“Being out of reach isn’t a problem — it’s a blessing. It’s a salve that heals the wounds of a life with constant distraction.”
— Gregg Krech
My oldest daughter, Chani, is leaving for college at the end of this month. So we decided to set aside a day to do something enjoyable together. For our father/daughter last-outing- before-college day, we strapped two kayaks on to the top of our red Toyota RAV4 and drove several hours toward the border of Canada to a magical place called the Green Mountain Reservoir.
The Green Mountain Reservoir is a Vermont State Park and perhaps the most beautiful place in the state of Vermont (which is a lofty compliment). It is a large, protected body of water containing an assortment of islands, streams, outlets, inlets, campsites, picnic areas and marshes. The shores are dense with maples, northern pine and chest-high bushes. And perhaps the most magical characteristic is the presence of Loons.
The Loons are a bit larger than a duck and have elegant black heads with stunning red eyes. We saw five Loons during our time on the water. But even if we didn’t see them, we would certainly have heard them. Their call is haunting and echoes across great distances in the wilderness. And when they answer one another, they create a symphony in which virtually any camper or kayaker just stops what they’re doing to listen. As we drove through Morrisville, the last point of civilization before driving into wilderness, we made a quick call to my wife. “We’ll call you after dinner,” we said. “We’ll be out of reach while we’re kayaking.” By “out of reach” we meant, there was no cell phone service there.
Few of us experience this state of being “out of reach” anymore. If we do, we see it as a problem – a predicament. We immediately think, “where can I go to get a signal?” “Where is the closest Wifi connection? But I’d like to suggest that being out of reach isn’t a problem – it’s a blessing. It’s a salve that heals the wounds of a life with constant distraction.
On any given day we are distracted by email, phone calls, the Internet, TV, kids, the sounds of traffic, colleagues at work, kitchen snacks, talk radio, music and more. During my day at the reservoir I was in a kayak with very little to distract me. My food and snacks were in a waterproof bag behind my seat, which I couldn’t access without getting out of my kayak. My biggest distraction was on the floor of the kayak next to my right hip – a water bottle.

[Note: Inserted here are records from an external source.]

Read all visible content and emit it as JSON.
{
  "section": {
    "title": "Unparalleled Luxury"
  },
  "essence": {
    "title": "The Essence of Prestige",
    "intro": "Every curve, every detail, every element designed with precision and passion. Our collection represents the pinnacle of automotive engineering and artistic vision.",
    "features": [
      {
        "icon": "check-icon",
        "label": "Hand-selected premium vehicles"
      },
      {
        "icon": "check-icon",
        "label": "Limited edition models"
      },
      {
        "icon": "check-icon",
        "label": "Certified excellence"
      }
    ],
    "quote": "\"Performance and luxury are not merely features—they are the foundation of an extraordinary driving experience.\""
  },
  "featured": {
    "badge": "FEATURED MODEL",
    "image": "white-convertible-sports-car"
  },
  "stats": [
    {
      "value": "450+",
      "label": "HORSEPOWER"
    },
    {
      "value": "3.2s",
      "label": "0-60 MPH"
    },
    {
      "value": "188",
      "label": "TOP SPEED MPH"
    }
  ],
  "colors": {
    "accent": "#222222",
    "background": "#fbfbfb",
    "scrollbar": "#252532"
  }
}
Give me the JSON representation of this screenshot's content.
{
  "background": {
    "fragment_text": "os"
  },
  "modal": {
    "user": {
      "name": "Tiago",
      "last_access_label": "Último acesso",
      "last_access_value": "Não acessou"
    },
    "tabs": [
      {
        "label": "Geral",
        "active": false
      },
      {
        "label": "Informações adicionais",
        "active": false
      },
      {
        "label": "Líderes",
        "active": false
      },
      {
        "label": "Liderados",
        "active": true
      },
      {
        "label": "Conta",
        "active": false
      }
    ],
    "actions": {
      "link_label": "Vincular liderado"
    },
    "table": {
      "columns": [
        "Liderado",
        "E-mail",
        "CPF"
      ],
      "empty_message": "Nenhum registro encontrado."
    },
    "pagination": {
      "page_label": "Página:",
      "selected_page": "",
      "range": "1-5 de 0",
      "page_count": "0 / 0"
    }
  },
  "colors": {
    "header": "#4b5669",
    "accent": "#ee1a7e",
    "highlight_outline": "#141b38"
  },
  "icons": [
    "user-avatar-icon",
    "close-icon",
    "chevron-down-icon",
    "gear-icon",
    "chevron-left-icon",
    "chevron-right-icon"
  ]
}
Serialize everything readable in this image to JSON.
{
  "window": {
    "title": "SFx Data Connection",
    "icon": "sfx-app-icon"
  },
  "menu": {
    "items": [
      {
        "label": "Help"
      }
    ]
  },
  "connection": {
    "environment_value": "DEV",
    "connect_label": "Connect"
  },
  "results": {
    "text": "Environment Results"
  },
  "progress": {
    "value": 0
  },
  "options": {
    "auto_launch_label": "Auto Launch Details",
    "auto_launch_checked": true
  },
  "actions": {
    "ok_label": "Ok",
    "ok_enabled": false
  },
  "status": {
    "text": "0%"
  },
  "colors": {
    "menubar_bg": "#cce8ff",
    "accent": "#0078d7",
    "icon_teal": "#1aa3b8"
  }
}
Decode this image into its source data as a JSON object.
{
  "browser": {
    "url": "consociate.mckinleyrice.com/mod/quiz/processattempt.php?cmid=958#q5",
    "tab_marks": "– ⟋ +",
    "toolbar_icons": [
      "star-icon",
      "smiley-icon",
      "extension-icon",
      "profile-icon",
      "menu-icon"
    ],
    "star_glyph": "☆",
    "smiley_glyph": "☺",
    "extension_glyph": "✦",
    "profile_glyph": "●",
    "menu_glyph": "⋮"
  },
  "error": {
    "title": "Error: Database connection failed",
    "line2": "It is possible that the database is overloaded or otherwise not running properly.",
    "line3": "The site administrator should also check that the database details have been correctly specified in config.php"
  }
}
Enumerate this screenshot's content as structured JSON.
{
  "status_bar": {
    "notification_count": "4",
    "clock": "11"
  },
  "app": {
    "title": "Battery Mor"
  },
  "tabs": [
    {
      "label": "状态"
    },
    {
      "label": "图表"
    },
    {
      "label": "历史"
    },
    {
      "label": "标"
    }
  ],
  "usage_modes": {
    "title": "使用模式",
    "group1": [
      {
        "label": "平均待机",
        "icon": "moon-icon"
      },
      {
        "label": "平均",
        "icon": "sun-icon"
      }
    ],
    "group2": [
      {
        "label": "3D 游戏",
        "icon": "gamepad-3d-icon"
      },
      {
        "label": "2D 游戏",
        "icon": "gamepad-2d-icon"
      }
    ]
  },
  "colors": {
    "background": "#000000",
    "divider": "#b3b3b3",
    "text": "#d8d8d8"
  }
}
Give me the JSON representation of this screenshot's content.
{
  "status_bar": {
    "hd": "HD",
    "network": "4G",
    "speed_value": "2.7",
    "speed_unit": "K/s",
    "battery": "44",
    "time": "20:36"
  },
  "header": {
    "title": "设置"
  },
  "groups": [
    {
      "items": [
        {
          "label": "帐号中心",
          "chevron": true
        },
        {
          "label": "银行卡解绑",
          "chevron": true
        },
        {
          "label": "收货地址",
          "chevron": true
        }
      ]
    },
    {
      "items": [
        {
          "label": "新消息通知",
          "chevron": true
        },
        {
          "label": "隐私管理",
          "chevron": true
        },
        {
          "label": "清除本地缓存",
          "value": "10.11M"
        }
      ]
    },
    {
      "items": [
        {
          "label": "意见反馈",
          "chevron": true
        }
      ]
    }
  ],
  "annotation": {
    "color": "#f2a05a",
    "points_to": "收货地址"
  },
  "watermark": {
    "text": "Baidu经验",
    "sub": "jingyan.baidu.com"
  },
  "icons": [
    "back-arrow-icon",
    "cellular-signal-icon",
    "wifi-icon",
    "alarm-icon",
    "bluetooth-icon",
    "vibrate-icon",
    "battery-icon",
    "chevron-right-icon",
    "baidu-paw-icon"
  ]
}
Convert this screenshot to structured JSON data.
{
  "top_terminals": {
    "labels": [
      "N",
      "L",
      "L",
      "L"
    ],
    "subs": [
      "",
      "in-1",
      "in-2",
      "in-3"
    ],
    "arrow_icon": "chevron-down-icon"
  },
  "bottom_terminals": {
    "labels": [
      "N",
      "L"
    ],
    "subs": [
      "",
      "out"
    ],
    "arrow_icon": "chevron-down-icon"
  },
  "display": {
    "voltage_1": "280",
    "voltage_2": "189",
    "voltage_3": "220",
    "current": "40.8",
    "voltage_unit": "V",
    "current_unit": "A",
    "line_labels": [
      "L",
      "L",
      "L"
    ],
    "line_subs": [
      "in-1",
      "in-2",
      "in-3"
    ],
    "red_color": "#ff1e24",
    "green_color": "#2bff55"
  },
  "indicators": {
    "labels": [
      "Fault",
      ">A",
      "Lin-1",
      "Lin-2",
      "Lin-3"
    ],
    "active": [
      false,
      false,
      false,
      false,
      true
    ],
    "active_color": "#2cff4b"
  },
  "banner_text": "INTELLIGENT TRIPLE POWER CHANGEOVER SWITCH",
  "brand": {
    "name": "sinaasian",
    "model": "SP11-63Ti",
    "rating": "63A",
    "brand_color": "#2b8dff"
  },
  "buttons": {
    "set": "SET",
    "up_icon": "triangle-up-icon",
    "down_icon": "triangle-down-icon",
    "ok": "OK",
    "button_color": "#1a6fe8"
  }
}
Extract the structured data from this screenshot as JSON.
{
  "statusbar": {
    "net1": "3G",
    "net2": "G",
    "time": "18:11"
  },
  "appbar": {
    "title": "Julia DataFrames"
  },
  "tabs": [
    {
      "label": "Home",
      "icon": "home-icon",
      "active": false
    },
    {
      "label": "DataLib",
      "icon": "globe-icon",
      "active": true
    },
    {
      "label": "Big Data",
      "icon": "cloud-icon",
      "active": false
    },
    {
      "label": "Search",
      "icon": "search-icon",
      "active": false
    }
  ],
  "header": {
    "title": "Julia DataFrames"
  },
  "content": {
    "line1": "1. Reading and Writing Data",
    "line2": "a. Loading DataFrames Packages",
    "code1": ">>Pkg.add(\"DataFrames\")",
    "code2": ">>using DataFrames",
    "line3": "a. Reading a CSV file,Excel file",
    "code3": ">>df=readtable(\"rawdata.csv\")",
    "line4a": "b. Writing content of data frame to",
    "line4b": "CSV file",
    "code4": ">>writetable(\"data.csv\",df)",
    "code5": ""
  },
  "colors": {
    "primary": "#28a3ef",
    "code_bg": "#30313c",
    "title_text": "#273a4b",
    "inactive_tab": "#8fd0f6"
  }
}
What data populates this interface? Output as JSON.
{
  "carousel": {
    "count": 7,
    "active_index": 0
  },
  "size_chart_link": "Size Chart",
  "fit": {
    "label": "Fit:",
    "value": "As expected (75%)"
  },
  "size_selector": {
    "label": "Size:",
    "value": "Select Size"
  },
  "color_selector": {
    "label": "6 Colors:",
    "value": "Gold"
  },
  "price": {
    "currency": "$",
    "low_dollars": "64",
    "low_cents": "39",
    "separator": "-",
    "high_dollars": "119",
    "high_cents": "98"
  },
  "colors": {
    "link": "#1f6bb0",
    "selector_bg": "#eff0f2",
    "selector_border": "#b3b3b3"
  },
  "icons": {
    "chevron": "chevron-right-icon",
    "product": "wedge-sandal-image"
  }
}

That’s right . . . my biggest distraction was sipping water.
When we’re at home or work, it almost feels like we have to fight for the ability to be present to our lives. But when we’re in nature and out of reach, we can simply relax into the moment with such ease that we don’t even notice it. The glassiness of the water, a sudden breeze against your cheek, the sunlight reflecting on my daughter’s purple kayak, and, of course, the sound of the magical Loons. Our attention gravitates to what is around us in this very moment. The entire world is right in front of us.
When I was in my 20’s (before the era of cell phones) I use to take one solo wilderness trip every year for 7-10 days. I planned the trip six months in advance and traveled to places like the Canadian Rockies, the Wind River Wilderness in Wyoming, the Milford Track in New Zealand, and the mountains of the Ise peninsula of Japan. My goal was to get so deep into Wilderness that I wouldn’t see another person for days, so distant from civilization that I would forget how to speak. I treasure the memories of those trips. I learned what it was like to be out of reach of anything but the trees and mountains that surrounded me.
We exchange the present moment of real life for a digital version of someone else’s life.
Now we are tempted to take our distractions with us, no matter where we go. Cell phones often have more capability than a laptop. If we’re waiting in line, what do we now do with our attention? Do we look around, notice the people nearby, notice the artwork on the walls, or the sounds of people chatting? No, instead we pull out our phones and check our email, texts, and social media accounts. We tune into the news as if the latest information about Donald Trump’s news conference is going to be a highlight of our day. We exchange the present moment of real life for a digital version of someone else’s life.
Just yesterday my wife and I went to a state park on the shore of Lake Champlain. It’s about 20 minutes from our home and a favorite place for swimming. We knew we would only have an hour, but on a hot summer day that hour is worth more than a full day in front of a computer screen. My younger daughter was at home and my older daughter was out with friends. As we parked the car, I noticed my cell phone tucked away in a little cove in the dashboard. I paused for a moment. Should I grab it along with our towels and chairs? During that pause I realized that if I left my phone in the car, I would be out of reach. I smiled and left it behind.
I like being out of reach. I like noticing the breeze against my cheek and watching little children running and jumping off the dock into the lake. I like looking at the changing shapes of the clouds. And I like talking to my wife, even after 24 years of marriage. Thank goodness for all the “dead spots” in the world without cell phone coverage. I see them as temples – holy places where we can pray instead of surf. Sacred spots that invite us to be part of the real world. Respites that allow us to replace digital chatter with real life connection.
So the next time you find yourself without a cell phone signal – take a deep breath, look around, and enjoy a moment of being out of reach.Tags: Attention Mental Wellness Nature Technology